Task description:
Find each line in the records below that contains the word "Advance", and copy it out.

___ Provided material

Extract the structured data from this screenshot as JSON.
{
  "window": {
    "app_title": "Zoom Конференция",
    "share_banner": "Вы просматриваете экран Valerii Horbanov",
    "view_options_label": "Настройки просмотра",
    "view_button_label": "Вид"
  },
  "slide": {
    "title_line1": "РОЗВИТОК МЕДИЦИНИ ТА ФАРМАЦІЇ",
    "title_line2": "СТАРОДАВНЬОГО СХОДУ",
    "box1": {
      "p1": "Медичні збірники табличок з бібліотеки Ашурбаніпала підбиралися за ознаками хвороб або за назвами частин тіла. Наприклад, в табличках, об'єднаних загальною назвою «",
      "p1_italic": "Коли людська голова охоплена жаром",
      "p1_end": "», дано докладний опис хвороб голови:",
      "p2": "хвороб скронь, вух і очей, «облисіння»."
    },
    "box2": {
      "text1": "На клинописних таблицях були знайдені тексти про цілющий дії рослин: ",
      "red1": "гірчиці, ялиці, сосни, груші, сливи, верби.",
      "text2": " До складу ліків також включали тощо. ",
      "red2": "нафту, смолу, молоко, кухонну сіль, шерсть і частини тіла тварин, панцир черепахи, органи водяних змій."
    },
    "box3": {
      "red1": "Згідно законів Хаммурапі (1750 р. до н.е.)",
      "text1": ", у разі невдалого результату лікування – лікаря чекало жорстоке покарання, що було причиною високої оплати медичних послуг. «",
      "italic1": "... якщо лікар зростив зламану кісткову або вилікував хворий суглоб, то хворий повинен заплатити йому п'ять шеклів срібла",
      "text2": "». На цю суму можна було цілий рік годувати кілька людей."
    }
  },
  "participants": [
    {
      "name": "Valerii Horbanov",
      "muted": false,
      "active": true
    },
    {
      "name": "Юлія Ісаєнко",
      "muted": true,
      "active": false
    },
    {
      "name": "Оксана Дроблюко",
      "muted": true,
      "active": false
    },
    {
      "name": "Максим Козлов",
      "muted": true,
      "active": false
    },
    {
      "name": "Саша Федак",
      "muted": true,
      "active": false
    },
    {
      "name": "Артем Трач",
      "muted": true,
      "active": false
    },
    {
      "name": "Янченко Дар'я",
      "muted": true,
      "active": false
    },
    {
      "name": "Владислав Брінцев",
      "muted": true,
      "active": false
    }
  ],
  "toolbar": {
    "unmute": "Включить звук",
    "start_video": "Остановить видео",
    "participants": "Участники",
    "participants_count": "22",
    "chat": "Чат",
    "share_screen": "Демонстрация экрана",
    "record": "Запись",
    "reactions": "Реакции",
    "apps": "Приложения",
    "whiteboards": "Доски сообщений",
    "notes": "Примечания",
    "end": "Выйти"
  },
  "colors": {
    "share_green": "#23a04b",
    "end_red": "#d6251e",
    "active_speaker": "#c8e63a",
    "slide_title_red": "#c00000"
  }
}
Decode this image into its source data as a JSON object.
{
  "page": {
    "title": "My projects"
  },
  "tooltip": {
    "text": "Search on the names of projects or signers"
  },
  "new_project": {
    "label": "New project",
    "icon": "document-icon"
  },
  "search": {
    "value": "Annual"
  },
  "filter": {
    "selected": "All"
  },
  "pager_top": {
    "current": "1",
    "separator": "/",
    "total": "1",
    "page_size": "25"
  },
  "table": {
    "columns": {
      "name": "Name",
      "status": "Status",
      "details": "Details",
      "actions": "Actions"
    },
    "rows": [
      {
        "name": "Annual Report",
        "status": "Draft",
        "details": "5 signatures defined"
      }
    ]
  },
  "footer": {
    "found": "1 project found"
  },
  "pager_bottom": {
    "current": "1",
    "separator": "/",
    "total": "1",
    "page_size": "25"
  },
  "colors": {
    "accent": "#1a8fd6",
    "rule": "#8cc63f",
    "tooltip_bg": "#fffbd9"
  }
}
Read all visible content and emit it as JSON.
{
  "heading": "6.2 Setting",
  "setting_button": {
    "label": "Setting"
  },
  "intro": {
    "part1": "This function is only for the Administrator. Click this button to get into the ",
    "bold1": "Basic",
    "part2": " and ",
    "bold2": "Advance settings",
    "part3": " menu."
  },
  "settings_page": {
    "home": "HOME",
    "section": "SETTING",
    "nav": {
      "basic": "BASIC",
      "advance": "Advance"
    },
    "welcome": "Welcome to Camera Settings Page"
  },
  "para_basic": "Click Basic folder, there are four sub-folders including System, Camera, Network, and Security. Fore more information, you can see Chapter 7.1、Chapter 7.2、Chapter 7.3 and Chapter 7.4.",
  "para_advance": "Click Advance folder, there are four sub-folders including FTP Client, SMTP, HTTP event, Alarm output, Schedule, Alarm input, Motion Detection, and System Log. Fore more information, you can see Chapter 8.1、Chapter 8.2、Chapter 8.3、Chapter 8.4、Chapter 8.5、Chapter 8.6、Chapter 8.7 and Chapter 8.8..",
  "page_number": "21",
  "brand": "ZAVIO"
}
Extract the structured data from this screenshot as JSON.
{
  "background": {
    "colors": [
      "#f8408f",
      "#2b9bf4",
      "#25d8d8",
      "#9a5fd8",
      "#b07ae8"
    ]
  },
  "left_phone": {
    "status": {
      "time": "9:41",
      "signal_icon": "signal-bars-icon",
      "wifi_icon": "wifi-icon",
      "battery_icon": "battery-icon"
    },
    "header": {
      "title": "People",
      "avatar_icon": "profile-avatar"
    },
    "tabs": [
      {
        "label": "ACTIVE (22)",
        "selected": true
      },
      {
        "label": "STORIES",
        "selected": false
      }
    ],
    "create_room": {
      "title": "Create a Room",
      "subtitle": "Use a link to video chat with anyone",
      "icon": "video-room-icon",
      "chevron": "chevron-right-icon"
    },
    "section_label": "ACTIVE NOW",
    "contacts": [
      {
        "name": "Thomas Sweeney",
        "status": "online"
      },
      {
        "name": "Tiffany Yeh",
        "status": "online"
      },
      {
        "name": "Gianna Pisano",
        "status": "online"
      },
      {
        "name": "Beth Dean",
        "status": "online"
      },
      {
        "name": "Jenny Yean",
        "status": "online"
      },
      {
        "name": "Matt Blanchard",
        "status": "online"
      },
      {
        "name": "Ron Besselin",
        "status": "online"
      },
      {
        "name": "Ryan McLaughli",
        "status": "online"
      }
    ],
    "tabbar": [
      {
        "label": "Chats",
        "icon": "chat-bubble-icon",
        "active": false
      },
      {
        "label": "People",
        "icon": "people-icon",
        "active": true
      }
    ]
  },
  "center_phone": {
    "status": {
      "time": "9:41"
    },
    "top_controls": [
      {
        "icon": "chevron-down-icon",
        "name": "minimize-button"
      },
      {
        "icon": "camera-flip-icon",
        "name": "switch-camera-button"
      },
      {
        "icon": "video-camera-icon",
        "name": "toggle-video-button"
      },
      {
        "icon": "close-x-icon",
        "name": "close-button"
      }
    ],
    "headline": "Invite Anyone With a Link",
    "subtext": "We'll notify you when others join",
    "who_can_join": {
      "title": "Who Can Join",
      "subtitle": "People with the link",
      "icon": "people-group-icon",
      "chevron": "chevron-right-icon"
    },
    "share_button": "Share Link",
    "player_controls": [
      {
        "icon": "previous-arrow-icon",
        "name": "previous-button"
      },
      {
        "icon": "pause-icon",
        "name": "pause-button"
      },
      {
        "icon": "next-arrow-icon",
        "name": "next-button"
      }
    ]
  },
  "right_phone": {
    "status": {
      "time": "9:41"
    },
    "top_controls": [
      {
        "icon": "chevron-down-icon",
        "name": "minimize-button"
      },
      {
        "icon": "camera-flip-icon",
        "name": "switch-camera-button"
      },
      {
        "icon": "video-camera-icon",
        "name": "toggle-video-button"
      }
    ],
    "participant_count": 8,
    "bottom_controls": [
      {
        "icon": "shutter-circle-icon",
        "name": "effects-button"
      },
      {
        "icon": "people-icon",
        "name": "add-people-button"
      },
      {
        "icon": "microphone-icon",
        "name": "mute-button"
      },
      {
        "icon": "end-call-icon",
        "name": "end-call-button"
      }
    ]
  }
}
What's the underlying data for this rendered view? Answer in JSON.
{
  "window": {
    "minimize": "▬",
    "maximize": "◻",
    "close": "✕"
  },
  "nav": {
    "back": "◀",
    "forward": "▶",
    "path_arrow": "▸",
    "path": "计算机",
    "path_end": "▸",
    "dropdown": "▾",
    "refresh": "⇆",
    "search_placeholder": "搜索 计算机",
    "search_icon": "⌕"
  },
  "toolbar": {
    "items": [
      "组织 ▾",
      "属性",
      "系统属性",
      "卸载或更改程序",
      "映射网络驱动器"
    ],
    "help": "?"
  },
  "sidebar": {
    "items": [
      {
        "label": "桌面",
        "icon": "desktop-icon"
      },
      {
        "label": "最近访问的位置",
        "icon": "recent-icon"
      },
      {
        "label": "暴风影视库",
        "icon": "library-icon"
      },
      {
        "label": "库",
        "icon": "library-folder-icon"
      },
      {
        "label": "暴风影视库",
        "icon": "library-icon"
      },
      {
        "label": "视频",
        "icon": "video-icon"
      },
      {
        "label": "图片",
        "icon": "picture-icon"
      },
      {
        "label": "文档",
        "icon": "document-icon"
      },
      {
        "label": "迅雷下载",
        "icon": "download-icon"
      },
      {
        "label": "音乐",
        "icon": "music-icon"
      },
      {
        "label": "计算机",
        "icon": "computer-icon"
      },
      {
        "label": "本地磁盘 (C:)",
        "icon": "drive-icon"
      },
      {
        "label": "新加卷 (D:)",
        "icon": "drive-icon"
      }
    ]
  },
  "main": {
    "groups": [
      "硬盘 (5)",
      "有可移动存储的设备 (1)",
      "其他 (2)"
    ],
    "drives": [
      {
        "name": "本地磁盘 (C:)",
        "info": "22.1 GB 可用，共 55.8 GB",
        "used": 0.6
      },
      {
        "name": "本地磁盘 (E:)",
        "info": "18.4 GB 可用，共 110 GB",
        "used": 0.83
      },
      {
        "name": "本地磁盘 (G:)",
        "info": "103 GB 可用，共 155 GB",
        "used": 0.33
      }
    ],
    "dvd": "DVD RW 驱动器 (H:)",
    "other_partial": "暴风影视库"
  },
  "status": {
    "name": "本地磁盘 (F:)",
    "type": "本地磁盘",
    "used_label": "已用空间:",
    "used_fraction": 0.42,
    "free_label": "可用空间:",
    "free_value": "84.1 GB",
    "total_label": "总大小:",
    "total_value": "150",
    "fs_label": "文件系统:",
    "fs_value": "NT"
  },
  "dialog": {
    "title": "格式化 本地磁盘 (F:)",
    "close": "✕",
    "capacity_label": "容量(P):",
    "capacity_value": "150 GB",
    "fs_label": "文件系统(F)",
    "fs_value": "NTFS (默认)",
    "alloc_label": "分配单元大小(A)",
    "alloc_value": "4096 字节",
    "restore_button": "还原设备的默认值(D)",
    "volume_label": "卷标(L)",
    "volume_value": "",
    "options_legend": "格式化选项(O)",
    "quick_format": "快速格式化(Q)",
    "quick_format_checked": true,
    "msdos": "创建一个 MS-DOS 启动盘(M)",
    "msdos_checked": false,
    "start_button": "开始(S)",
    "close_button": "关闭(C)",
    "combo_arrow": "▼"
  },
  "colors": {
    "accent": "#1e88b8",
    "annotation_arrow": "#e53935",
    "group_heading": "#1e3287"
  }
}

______

Output of the exercise:
    "bold2": "Advance settings",
      "advance": "Advance"
  "para_advance": "Click Advance folder, there are four sub-folders including FTP Client, SMTP, HTTP event, Alarm output, Schedule, Alarm input, Motion Detection, and System Log. Fore more information, you can see Chapter 8.1、Chapter 8.2、Chapter 8.3、Chapter 8.4、Chapter 8.5、Chapter 8.6、Chapter 8.7 and Chapter 8.8..",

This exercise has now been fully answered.